BILLY ELLIOT: THE MUSICAL
Review by Tom Morris
As I went into Billy Elliot at the WMC, I asked my Nan, who I was with, what she thought about the two questions on my mind. That is; how would the play be better than the film, and is Billy supposed to be gay?
By the final curtain, these questions couldn’t be further from my mind. They were quite simply beside the point. For one, the musical IS better than the film- it makes full use of the medium. And asking whether Billy was gay? I feel ashamed to have done so. The play doesn’t state whether he is- the message is not to feel inclined to label each other as humans are wont to do- gay, straight, man, woman, working class, middle class, socialist, scab…
This is no happy go lucky play. It is, yes, but because it is told from the perspective of a young boy who is forever the optimist. Meanwhile, the country falls apart around him- it’s 1984, the winter of discontent. His mother’s dead, his father is having difficulty coping, while his brother is rapidly becoming a firebrand socialist in a country where that kind of ideology just isn’t cool anymore. Billy becomes the focus of all these characters, as he is transformed from a mere irritating little dependent to a source of inspiration, the only light in their lives as the lamps are turned off on their miners’ helmets.

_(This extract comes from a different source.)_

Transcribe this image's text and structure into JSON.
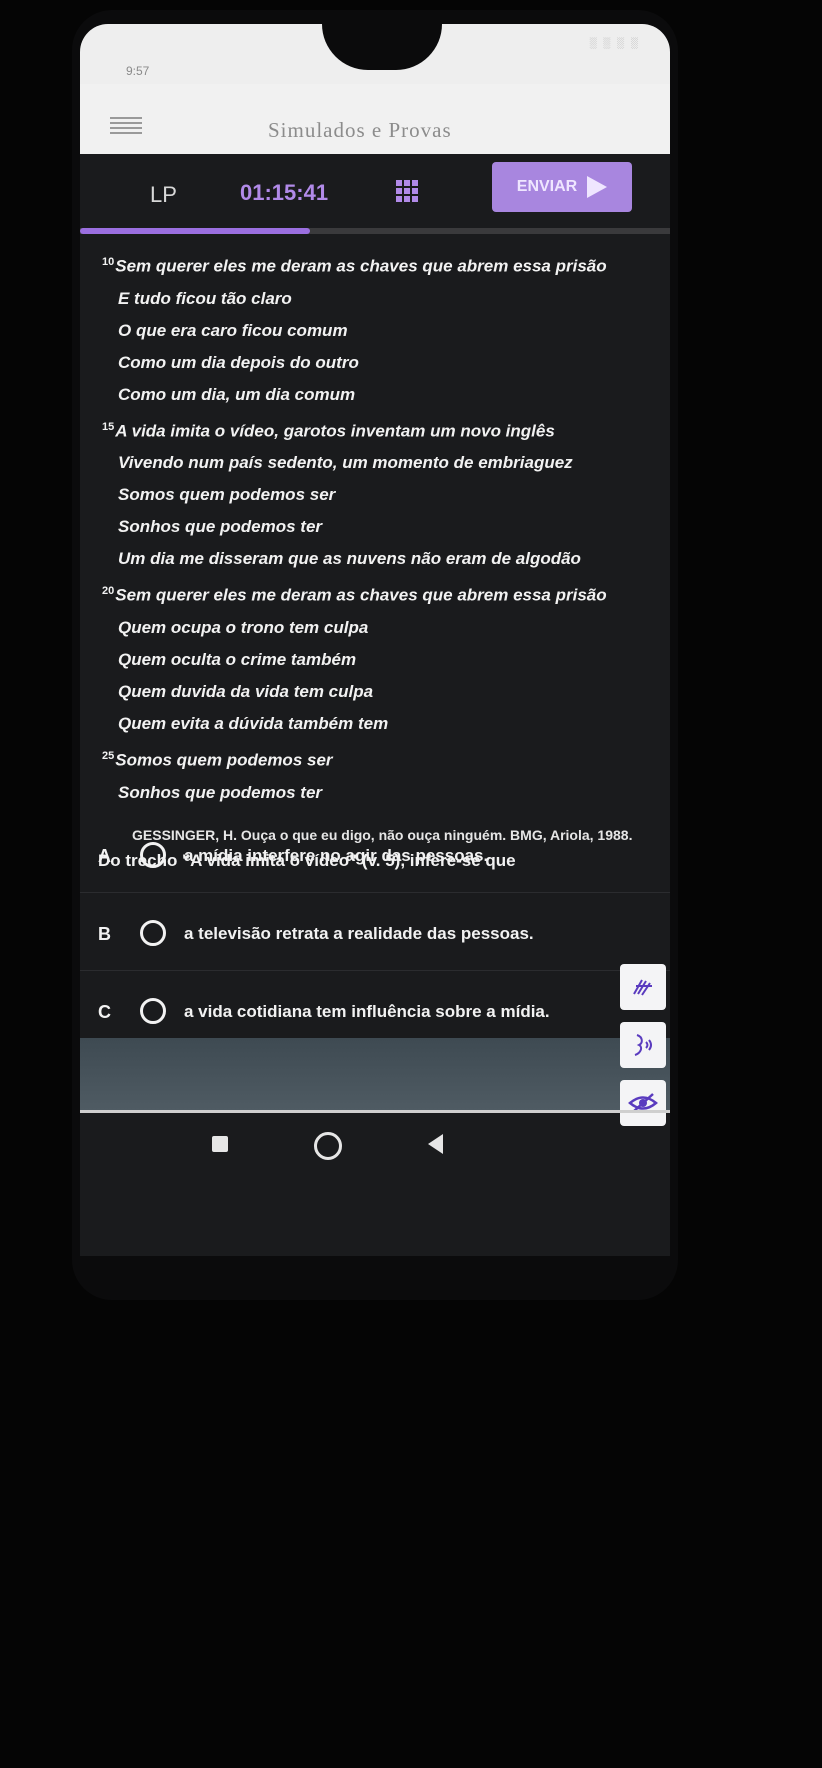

There are several incredible songs. “Solidarity” is an early number, showing in jest the really rather serious showdowns between the police and miners. As both sides sing how they are “proud to be working class,” elsewhere in the lyrics neither can ignore the truth that this is a social schism which will not be healed for a long time: the policemen sing about their overtime at the picket lines, enabling them to send their kids to private school.
Billy’s father, then, shows incredible confidence in his son’s abilities as he sends him off to succeed at a middle-class profession, whilst he and the other miners ominously descend into the dark, cold ground once more- mirroring war scenes, the final number echoing male voice choirs as they sing “we all together when we go.” In the story they are returning to the mine, but the symbolism is obvious- a sad mix of unemployment and painful death awaits all of them.
The props are probably the most incredible thing. How would they remake the scene of the bus breaking the picket line? With a huge fence that spins round from one side of the scene to the other- I can’t seem to quite describe how it works in words, it’s so clever.
Perhaps the ultimate irony of the performance, though, is that it costs £62 a ticket and therefore isn’t going to be accessible to all- least of all students or its stars, the supposed working class. The money, however, is well spent.